With an increasing reliance on technology in medical practices, the Veterans Health Administration (VHA) is aiming to become a leader in using health information technology (HIT). This will enable it to change the way patients experience medical care, to decrease medical mistakes, and to improve health outcomes.
A special March supplement of Medical Care
highlights new research into the many and varied types of HIT projects being explored to improve the quality of patient care throughout the VHA system. Medical Care
is published by Lippincott Williams & Wilkins, a part of Wolters Kluwer Health.

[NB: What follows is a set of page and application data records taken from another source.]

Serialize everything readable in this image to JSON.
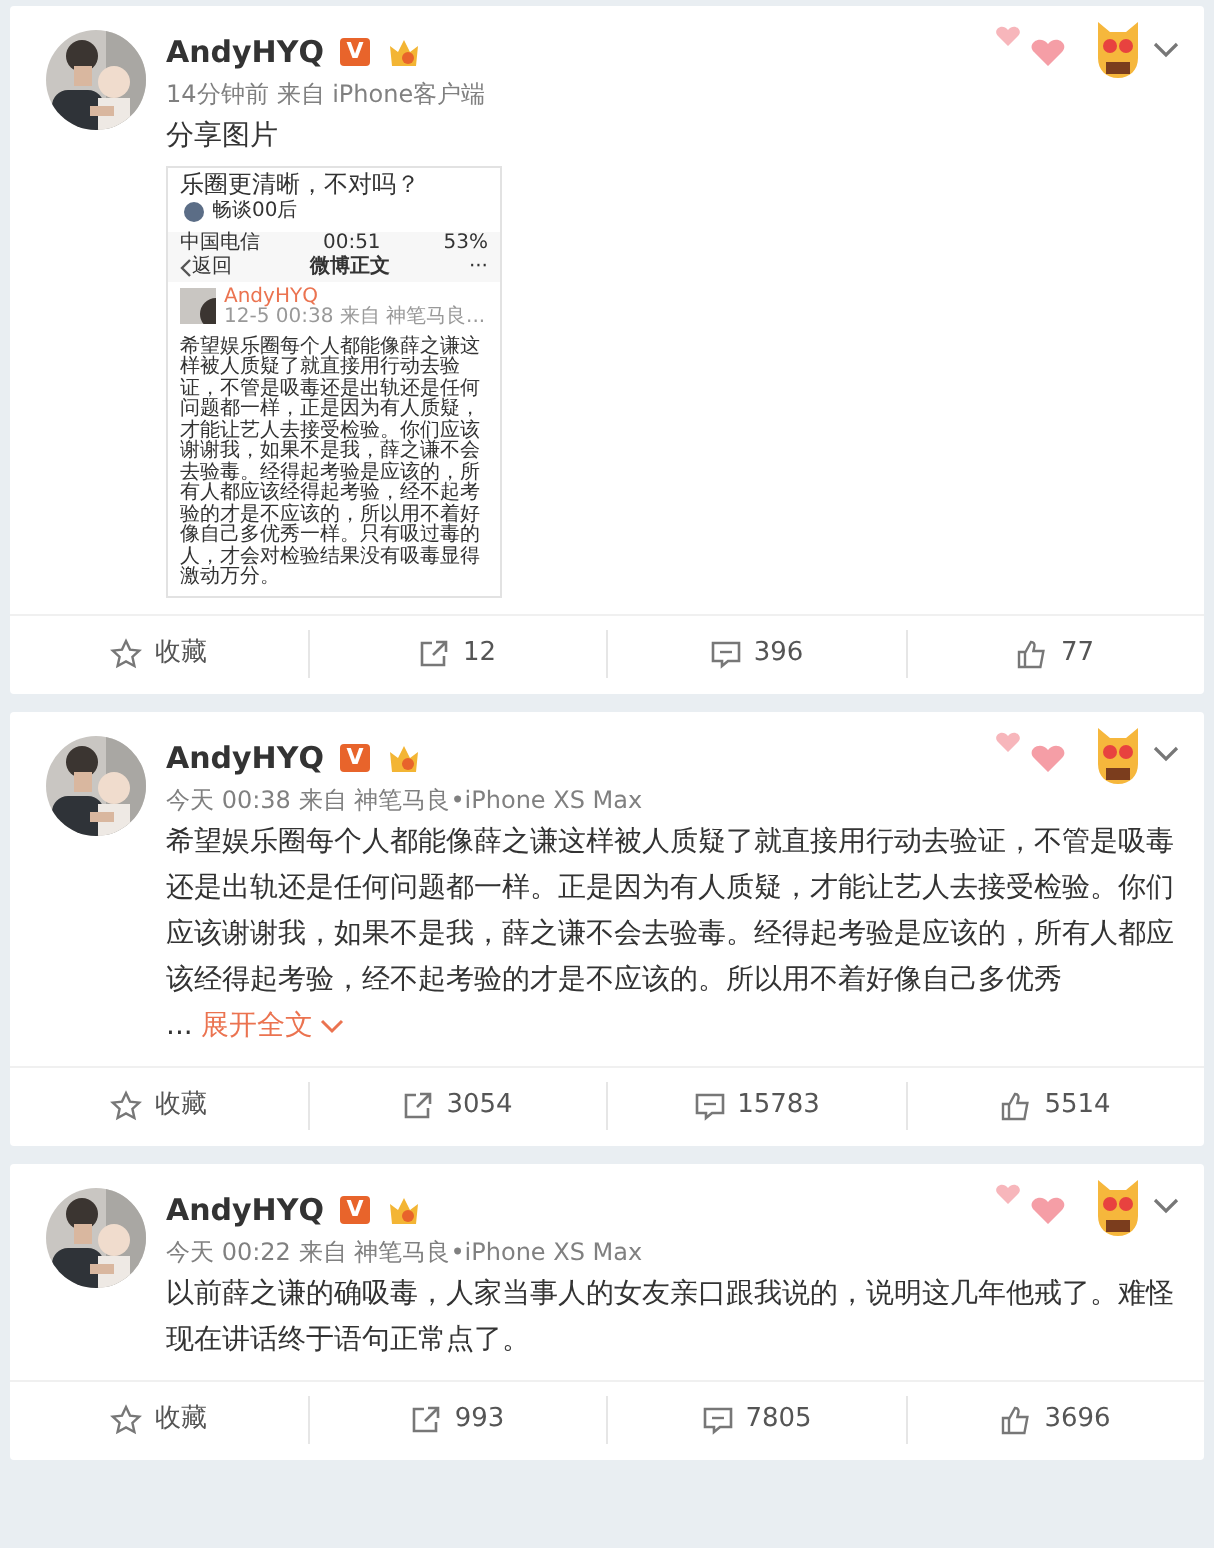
{
  "posts": [
    {
      "author": "AndyHYQ",
      "verified_badge": "V",
      "time": "14分钟前",
      "source": "来自 iPhone客户端",
      "text": "分享图片",
      "truncated": false,
      "attachment": {
        "kind": "screenshot",
        "headline": "乐圈更清晰，不对吗？",
        "account": "畅谈00后",
        "status_bar": {
          "carrier": "中国电信",
          "time": "00:51",
          "battery": "53%"
        },
        "nav": {
          "back": "返回",
          "title": "微博正文",
          "more": "···"
        },
        "inner_post": {
          "author": "AndyHYQ",
          "meta": "12-5 00:38 来自 神笔马良...",
          "text": "希望娱乐圈每个人都能像薛之谦这样被人质疑了就直接用行动去验证，不管是吸毒还是出轨还是任何问题都一样，正是因为有人质疑，才能让艺人去接受检验。你们应该谢谢我，如果不是我，薛之谦不会去验毒。经得起考验是应该的，所有人都应该经得起考验，经不起考验的才是不应该的，所以用不着好像自己多优秀一样。只有吸过毒的人，才会对检验结果没有吸毒显得激动万分。"
        }
      },
      "actions": [
        {
          "kind": "favorite",
          "label": "收藏"
        },
        {
          "kind": "repost",
          "label": "12"
        },
        {
          "kind": "comment",
          "label": "396"
        },
        {
          "kind": "like",
          "label": "77"
        }
      ]
    },
    {
      "author": "AndyHYQ",
      "verified_badge": "V",
      "time": "今天 00:38",
      "source": "来自 神笔马良•iPhone XS Max",
      "text": "希望娱乐圈每个人都能像薛之谦这样被人质疑了就直接用行动去验证，不管是吸毒还是出轨还是任何问题都一样。正是因为有人质疑，才能让艺人去接受检验。你们应该谢谢我，如果不是我，薛之谦不会去验毒。经得起考验是应该的，所有人都应该经得起考验，经不起考验的才是不应该的。所以用不着好像自己多优秀",
      "truncated": true,
      "ellipsis": "...",
      "expand": "展开全文",
      "actions": [
        {
          "kind": "favorite",
          "label": "收藏"
        },
        {
          "kind": "repost",
          "label": "3054"
        },
        {
          "kind": "comment",
          "label": "15783"
        },
        {
          "kind": "like",
          "label": "5514"
        }
      ]
    },
    {
      "author": "AndyHYQ",
      "verified_badge": "V",
      "time": "今天 00:22",
      "source": "来自 神笔马良•iPhone XS Max",
      "text": "以前薛之谦的确吸毒，人家当事人的女友亲口跟我说的，说明这几年他戒了。难怪现在讲话终于语句正常点了。",
      "truncated": false,
      "actions": [
        {
          "kind": "favorite",
          "label": "收藏"
        },
        {
          "kind": "repost",
          "label": "993"
        },
        {
          "kind": "comment",
          "label": "7805"
        },
        {
          "kind": "like",
          "label": "3696"
        }
      ]
    }
  ]
}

The special issue also maps out key areas for future research to develop and evaluate effective approaches for using HIT for ongoing quality improvement in healthcare. "Our research infrastructure is critical to supporting the type of HIT innovation that can support changes in the way we organize and deliver care," according to an editorial comment by the VHA's Dr. David Atkins, Acting Director of Health Services Research and Development, and Dr. Theresa Cullen, Director of Health Informatics.
VHA Provides Leadership in HIT Research for Quality Improvement
Health information technology' is a loose term describing an ever-increasing range of tools and technologies. "The unifying element is not that they involve technology but that they introduce novel ways to collect and analyze health data and to extract knowledge from the data to inform decisions," Drs. Atkins and Cullen write. Since the early development of health information systems in the 1980s, the VHA has played a leadership role in health informatics.
But the HIT landscape continues to change rapidly, with increased computing power, changing HIT platforms, and changing expectations of patients, health care providers, and payers. "To map out a meaningful research agenda, we must think forward five to ten years," according to Drs. Atkins and Cullen.
From their perspective at the leading edge of HIT, they outline some of the broad trends affecting HIT, now and in the future. These include:
- The emergence of "connected health"—technology will play a central role in medical decision-making, and will supplant an increasing proportion of in-person health care visits.
- Patients' increasing control over their health information and who has access to it.
- The increased role of HIT tools to promote and assist patient behavior change.
- Standardized data allowing the performance of health care systems to be assessed in "real time," for the entire population of patients.
Drs. Atkins and Cullen also identify and discuss "distinct sets of questions that are ripe for research" in using HIT for quality improvement, from the standpoint of patients, health care teams, and health care managers.
New Research on HIT to Improve Quality of Care
The special issue also presents eight original research papers using HIT for quality improvement within the VHA system. The studies "highlight a range of specific HIT approaches, including innovative and interactive uses of the VA's electronic health record, databases, and information systems; and applications of automated systems for intervention, evaluation and tracking patient care," writes Denise M. Hynes, MPH, PhD, RN, Research Career Scientist and Director of the VA Information Resource Center, in an introductory overview.
For example, one study evaluates the use of electronic kiosks as a way to help improve care outcomes for veterans with schizophrenia. Other HIT approaches evaluated include a system for secure messaging between patients and health care providers, a "home telehealth" monitoring intervention for recently homeless veterans, and programs to increase veterans' access to and ability to use their personal health records.
"These articles highlight the value of a systematic approach in incorporating and evaluating HIT as part of quality improvement efforts," Dr. Hynes adds. She is also lead author of a paper exploring the challenges and keys to "sustained effects" of HIT projects in the Quality Enhancement Research Initiative—a major part for the VHA's systemwide quality improvement program.
The authors of the supplement papers hope their efforts will illustrate the scope of what's possible through the use of HIT for quality improvement, and help to set the research agenda for continued efforts in the years ahead. As new and practical research designs emerge, Dr. Hynes writes, "Other healthcare quality improvement efforts that rely on HIT can learn from the VHA experience."